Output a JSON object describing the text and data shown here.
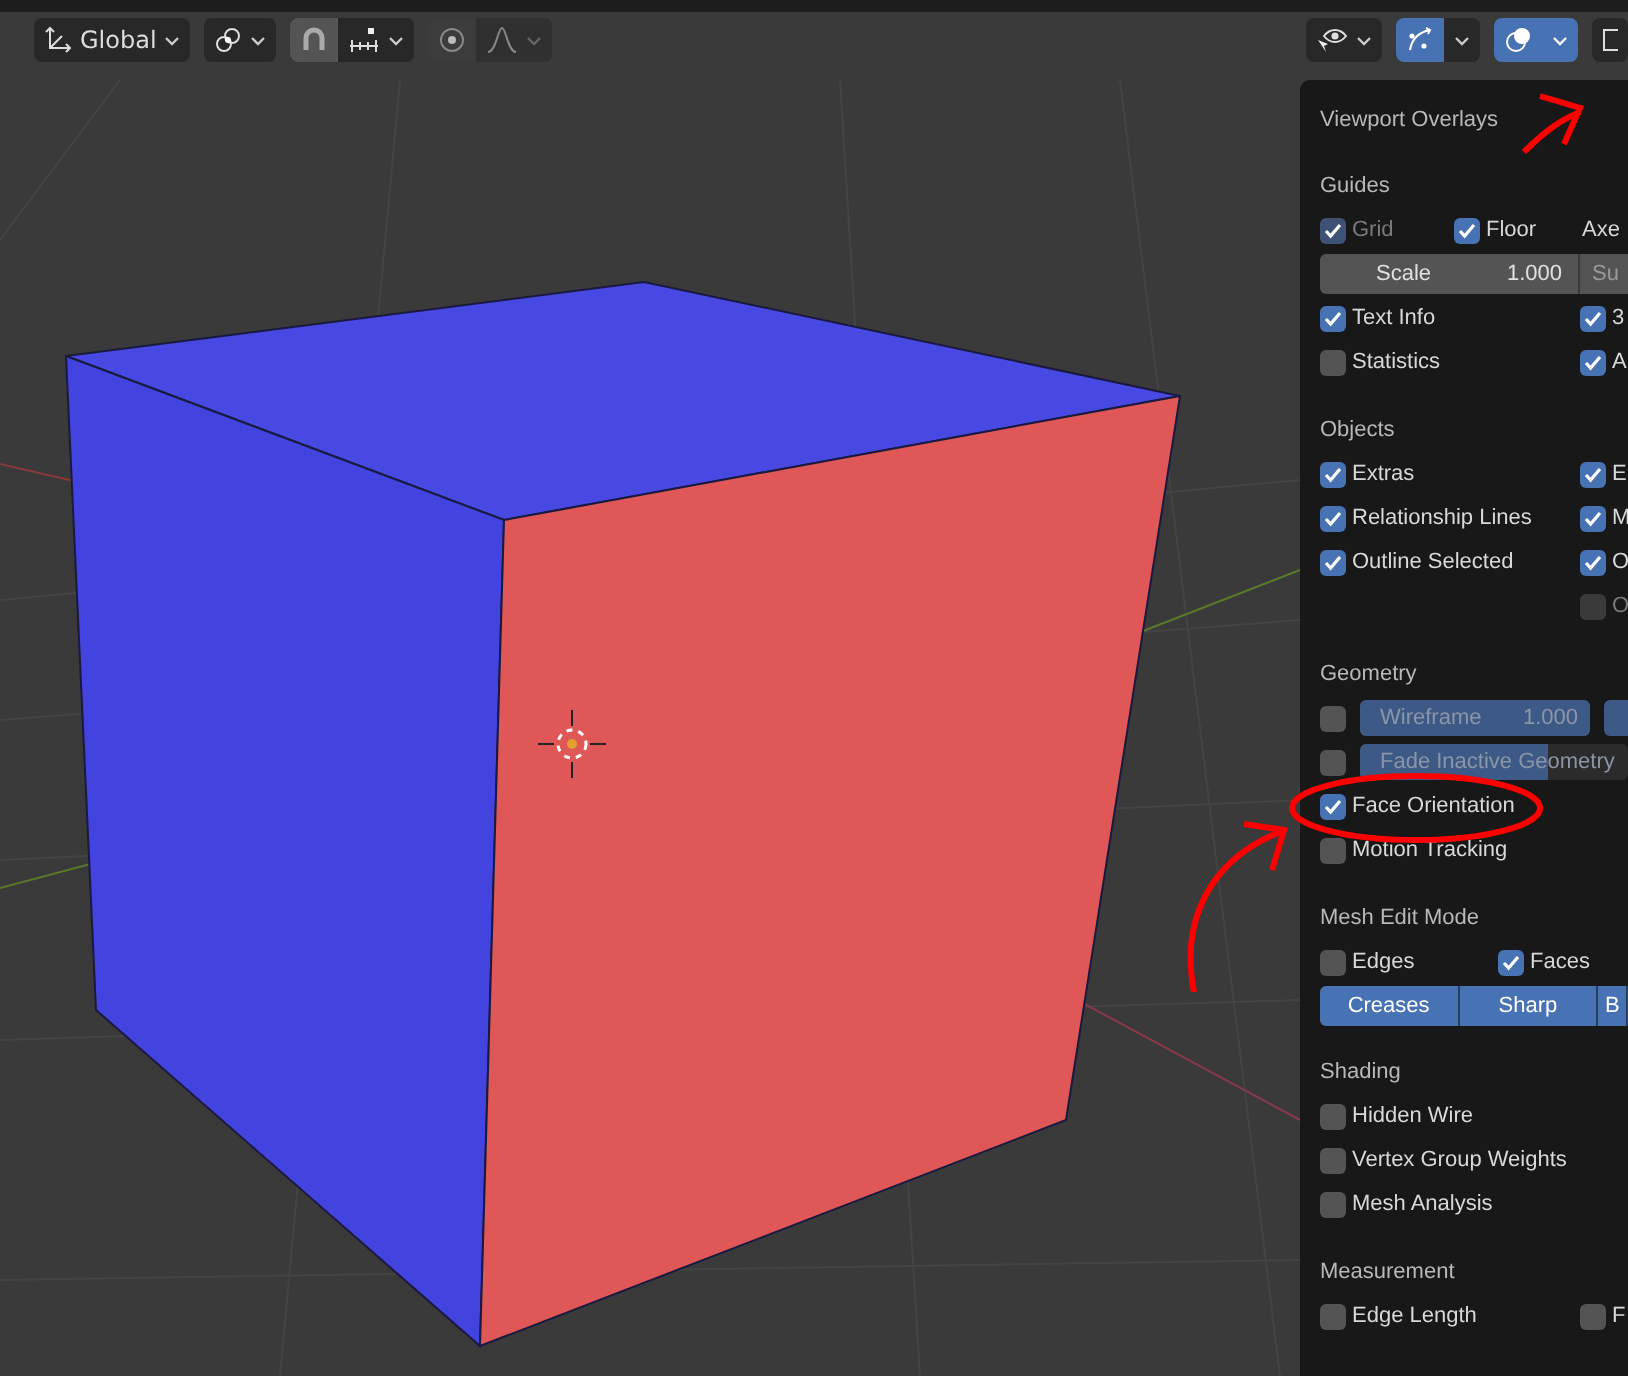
{
  "toolbar": {
    "orientation": {
      "label": "Global"
    },
    "snap": {
      "on": false
    },
    "proportional": {
      "on": false
    },
    "gizmos": {
      "on": true
    },
    "overlays": {
      "on": true,
      "expanded": true
    }
  },
  "overlays_panel": {
    "title": "Viewport Overlays",
    "sections": [
      {
        "title": "Guides",
        "rows": [
          {
            "kind": "triple",
            "items": [
              {
                "kind": "check",
                "label": "Grid",
                "checked": true,
                "disabled": true
              },
              {
                "kind": "check",
                "label": "Floor",
                "checked": true,
                "disabled": false
              },
              {
                "kind": "label",
                "label": "Axe"
              }
            ]
          },
          {
            "kind": "scale",
            "label": "Scale",
            "value": "1.000",
            "next": "Su"
          },
          {
            "kind": "pair",
            "items": [
              {
                "kind": "check",
                "label": "Text Info",
                "checked": true,
                "disabled": false
              },
              {
                "kind": "check",
                "label": "3",
                "checked": true,
                "disabled": false
              }
            ]
          },
          {
            "kind": "pair",
            "items": [
              {
                "kind": "check",
                "label": "Statistics",
                "checked": false,
                "disabled": false
              },
              {
                "kind": "check",
                "label": "A",
                "checked": true,
                "disabled": false
              }
            ]
          }
        ]
      },
      {
        "title": "Objects",
        "rows": [
          {
            "kind": "pair",
            "items": [
              {
                "kind": "check",
                "label": "Extras",
                "checked": true,
                "disabled": false
              },
              {
                "kind": "check",
                "label": "E",
                "checked": true,
                "disabled": false
              }
            ]
          },
          {
            "kind": "pair",
            "items": [
              {
                "kind": "check",
                "label": "Relationship Lines",
                "checked": true,
                "disabled": false
              },
              {
                "kind": "check",
                "label": "M",
                "checked": true,
                "disabled": false
              }
            ]
          },
          {
            "kind": "pair",
            "items": [
              {
                "kind": "check",
                "label": "Outline Selected",
                "checked": true,
                "disabled": false
              },
              {
                "kind": "check",
                "label": "O",
                "checked": true,
                "disabled": false
              }
            ]
          },
          {
            "kind": "pair",
            "items": [
              {
                "kind": "blank"
              },
              {
                "kind": "check",
                "label": "O",
                "checked": false,
                "disabled": true
              }
            ]
          }
        ]
      },
      {
        "title": "Geometry",
        "rows": [
          {
            "kind": "slider",
            "checked": false,
            "label": "Wireframe",
            "value": "1.000",
            "level": 1
          },
          {
            "kind": "slider",
            "checked": false,
            "label": "Fade Inactive Geometry",
            "level": 0.7
          },
          {
            "kind": "pair",
            "items": [
              {
                "kind": "check",
                "label": "Face Orientation",
                "checked": true,
                "disabled": false
              }
            ]
          },
          {
            "kind": "pair",
            "items": [
              {
                "kind": "check",
                "label": "Motion Tracking",
                "checked": false,
                "disabled": false
              }
            ]
          }
        ]
      },
      {
        "title": "Mesh Edit Mode",
        "rows": [
          {
            "kind": "narrow",
            "items": [
              {
                "kind": "check",
                "label": "Edges",
                "checked": false,
                "disabled": false
              },
              {
                "kind": "check",
                "label": "Faces",
                "checked": true,
                "disabled": false
              }
            ]
          },
          {
            "kind": "toggles",
            "items": [
              {
                "label": "Creases",
                "selected": true
              },
              {
                "label": "Sharp",
                "selected": true
              },
              {
                "label": "B",
                "selected": true
              }
            ]
          }
        ]
      },
      {
        "title": "Shading",
        "rows": [
          {
            "kind": "pair",
            "items": [
              {
                "kind": "check",
                "label": "Hidden Wire",
                "checked": false,
                "disabled": false
              }
            ]
          },
          {
            "kind": "pair",
            "items": [
              {
                "kind": "check",
                "label": "Vertex Group Weights",
                "checked": false,
                "disabled": false
              }
            ]
          },
          {
            "kind": "pair",
            "items": [
              {
                "kind": "check",
                "label": "Mesh Analysis",
                "checked": false,
                "disabled": false
              }
            ]
          }
        ]
      },
      {
        "title": "Measurement",
        "rows": [
          {
            "kind": "pair",
            "items": [
              {
                "kind": "check",
                "label": "Edge Length",
                "checked": false,
                "disabled": false
              },
              {
                "kind": "check",
                "label": "F",
                "checked": false,
                "disabled": false
              }
            ]
          }
        ]
      }
    ]
  }
}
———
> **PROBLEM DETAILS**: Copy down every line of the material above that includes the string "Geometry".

> **RESPONSE**:
        "title": "Geometry",
            "label": "Fade Inactive Geometry",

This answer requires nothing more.